____ Records shown

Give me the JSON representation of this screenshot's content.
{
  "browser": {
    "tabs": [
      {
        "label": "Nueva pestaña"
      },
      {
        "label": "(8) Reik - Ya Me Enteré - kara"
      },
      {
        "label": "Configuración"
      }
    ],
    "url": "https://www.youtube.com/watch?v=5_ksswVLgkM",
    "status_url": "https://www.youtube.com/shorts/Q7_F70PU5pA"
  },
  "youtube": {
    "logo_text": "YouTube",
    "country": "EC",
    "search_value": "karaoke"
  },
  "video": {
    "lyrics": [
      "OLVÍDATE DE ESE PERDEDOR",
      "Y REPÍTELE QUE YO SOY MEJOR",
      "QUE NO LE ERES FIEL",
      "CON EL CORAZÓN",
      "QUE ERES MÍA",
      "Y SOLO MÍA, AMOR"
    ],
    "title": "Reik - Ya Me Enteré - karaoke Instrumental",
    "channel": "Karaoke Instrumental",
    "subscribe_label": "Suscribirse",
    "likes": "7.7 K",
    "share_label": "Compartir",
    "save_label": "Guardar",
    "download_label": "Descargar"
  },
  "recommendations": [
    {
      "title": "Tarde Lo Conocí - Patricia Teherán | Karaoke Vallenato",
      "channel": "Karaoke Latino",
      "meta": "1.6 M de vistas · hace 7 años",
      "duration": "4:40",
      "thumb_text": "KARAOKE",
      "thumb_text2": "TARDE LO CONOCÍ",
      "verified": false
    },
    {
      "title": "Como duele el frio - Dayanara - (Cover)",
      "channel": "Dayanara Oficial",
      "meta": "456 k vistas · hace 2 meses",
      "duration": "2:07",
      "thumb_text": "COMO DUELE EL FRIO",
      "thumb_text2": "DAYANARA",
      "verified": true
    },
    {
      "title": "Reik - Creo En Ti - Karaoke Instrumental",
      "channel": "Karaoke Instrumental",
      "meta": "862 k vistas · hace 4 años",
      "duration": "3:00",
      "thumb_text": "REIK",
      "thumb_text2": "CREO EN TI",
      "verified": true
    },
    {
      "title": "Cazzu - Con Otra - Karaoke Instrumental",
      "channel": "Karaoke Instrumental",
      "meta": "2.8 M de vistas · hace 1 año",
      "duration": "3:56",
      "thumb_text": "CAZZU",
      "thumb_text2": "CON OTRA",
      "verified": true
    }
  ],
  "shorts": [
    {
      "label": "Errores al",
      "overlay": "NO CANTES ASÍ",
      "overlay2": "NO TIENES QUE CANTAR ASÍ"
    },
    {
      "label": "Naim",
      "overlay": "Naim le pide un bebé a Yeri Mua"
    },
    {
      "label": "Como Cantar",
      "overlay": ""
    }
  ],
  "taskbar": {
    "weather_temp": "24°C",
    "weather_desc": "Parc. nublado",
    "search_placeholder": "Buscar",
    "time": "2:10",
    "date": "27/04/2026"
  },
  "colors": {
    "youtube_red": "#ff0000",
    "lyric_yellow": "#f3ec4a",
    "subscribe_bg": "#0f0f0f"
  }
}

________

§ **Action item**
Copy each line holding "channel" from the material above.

§ **Problem solution**
    "channel": "Karaoke Instrumental",
      "channel": "Karaoke Latino",
      "channel": "Dayanara Oficial",
      "channel": "Karaoke Instrumental",
      "channel": "Karaoke Instrumental",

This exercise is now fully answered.